◆ **Exercise instructions**
Scan the records for lines with the word "screenshot", and copy every such line.
━━━━━ Records for the task
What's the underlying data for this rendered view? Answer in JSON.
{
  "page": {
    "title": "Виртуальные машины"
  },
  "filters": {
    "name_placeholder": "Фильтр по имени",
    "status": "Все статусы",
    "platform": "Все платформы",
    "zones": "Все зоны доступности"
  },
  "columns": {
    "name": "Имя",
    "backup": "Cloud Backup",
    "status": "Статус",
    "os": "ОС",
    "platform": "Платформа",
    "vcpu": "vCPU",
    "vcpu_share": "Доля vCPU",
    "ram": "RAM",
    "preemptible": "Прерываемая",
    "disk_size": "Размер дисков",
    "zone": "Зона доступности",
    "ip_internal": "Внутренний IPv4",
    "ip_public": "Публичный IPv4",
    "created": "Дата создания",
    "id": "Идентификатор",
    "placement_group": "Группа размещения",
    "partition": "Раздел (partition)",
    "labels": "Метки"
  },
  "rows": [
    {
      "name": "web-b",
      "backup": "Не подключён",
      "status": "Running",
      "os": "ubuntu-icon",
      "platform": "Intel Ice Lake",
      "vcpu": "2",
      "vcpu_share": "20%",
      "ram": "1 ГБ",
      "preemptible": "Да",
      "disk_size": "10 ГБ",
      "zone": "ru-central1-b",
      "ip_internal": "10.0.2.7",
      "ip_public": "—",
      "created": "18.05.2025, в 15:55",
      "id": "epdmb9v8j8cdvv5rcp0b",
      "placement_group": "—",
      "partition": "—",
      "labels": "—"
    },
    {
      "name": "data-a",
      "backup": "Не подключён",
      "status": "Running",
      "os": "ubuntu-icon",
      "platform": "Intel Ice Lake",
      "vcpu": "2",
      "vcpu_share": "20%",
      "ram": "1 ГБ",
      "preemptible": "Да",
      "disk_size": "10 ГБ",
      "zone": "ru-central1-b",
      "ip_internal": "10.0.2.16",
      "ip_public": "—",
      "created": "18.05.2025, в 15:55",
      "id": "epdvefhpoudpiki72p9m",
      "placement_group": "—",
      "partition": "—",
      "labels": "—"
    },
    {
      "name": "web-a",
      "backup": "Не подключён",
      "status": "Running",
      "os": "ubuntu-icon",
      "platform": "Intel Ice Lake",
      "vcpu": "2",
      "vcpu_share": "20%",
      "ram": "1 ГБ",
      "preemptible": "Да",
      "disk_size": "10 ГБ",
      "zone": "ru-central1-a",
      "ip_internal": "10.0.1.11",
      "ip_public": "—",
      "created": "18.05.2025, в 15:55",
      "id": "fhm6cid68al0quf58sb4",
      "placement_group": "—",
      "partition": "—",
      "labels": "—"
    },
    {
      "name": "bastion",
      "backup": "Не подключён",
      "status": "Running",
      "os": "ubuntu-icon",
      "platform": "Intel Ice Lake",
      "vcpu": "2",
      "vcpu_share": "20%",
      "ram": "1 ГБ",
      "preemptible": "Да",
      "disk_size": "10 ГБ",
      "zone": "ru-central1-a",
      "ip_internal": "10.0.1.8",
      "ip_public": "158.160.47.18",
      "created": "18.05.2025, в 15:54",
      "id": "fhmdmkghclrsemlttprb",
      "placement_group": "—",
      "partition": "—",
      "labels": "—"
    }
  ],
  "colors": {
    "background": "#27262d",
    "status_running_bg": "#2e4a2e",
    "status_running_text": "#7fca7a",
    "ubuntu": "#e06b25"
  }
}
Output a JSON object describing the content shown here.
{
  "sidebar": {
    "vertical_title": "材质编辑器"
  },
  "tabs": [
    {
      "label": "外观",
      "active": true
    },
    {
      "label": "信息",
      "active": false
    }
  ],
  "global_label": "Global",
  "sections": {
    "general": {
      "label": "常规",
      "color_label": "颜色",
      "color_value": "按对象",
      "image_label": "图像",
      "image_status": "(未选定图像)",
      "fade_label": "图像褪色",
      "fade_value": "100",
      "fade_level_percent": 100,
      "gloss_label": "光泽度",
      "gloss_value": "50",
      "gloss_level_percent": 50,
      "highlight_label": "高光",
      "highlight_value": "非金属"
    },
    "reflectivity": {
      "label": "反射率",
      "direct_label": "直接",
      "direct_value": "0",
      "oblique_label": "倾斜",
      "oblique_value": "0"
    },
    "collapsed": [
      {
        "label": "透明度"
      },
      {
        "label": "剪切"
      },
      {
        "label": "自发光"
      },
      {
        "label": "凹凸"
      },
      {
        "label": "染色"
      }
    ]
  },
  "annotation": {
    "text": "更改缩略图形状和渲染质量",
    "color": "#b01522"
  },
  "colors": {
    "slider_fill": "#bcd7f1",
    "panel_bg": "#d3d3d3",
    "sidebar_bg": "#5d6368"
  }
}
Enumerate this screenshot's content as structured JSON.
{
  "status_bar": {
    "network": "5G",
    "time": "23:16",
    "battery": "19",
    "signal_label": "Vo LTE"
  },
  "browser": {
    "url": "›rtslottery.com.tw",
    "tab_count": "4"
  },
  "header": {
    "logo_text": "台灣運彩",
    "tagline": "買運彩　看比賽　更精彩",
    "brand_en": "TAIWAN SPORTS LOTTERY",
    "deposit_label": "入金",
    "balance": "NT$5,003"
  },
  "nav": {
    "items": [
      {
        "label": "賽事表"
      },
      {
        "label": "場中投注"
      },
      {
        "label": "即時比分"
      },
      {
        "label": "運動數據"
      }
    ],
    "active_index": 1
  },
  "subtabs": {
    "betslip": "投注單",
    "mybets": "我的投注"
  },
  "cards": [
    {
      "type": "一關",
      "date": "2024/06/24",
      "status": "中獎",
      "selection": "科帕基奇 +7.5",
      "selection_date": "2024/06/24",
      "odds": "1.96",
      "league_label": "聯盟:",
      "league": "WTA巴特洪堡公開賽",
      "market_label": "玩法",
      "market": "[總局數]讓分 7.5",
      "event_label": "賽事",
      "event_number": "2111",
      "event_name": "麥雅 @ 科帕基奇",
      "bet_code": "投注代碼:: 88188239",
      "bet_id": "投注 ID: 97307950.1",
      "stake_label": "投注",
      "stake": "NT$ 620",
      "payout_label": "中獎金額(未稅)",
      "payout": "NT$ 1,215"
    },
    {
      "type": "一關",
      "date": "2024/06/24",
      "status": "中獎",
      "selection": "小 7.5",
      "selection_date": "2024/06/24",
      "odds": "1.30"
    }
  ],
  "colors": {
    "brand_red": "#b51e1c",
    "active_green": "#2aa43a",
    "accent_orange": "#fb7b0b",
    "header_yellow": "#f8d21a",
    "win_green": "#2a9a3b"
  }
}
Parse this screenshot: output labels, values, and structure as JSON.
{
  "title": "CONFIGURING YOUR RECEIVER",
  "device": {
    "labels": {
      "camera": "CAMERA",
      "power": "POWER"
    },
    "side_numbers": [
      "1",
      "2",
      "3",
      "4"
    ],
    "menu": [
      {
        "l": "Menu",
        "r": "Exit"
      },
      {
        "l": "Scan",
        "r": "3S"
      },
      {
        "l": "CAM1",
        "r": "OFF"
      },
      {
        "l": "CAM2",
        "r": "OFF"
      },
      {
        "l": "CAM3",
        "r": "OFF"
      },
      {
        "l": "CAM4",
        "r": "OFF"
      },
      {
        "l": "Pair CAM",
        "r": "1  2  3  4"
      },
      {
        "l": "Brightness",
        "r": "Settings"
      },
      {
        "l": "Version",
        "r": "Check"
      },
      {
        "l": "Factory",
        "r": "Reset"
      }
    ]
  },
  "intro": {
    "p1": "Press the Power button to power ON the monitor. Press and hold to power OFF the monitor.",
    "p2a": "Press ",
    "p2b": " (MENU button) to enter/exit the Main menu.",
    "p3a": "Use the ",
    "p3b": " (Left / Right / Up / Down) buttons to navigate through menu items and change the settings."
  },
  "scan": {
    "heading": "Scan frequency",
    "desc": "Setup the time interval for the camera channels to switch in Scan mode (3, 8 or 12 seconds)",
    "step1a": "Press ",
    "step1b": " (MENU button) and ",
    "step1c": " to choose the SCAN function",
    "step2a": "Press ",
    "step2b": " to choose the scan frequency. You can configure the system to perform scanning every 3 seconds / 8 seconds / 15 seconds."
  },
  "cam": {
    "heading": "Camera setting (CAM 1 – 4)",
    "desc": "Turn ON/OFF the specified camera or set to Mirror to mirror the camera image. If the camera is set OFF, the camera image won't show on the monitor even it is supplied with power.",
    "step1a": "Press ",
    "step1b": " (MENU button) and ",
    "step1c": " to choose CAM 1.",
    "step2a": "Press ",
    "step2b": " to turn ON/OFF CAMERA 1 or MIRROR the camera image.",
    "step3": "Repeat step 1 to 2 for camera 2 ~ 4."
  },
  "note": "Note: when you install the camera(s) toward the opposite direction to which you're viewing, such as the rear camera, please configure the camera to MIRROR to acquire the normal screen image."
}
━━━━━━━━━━
◆ **Completed task**
Enumerate this screenshot's content as structured JSON.
Parse this screenshot: output labels, values, and structure as JSON.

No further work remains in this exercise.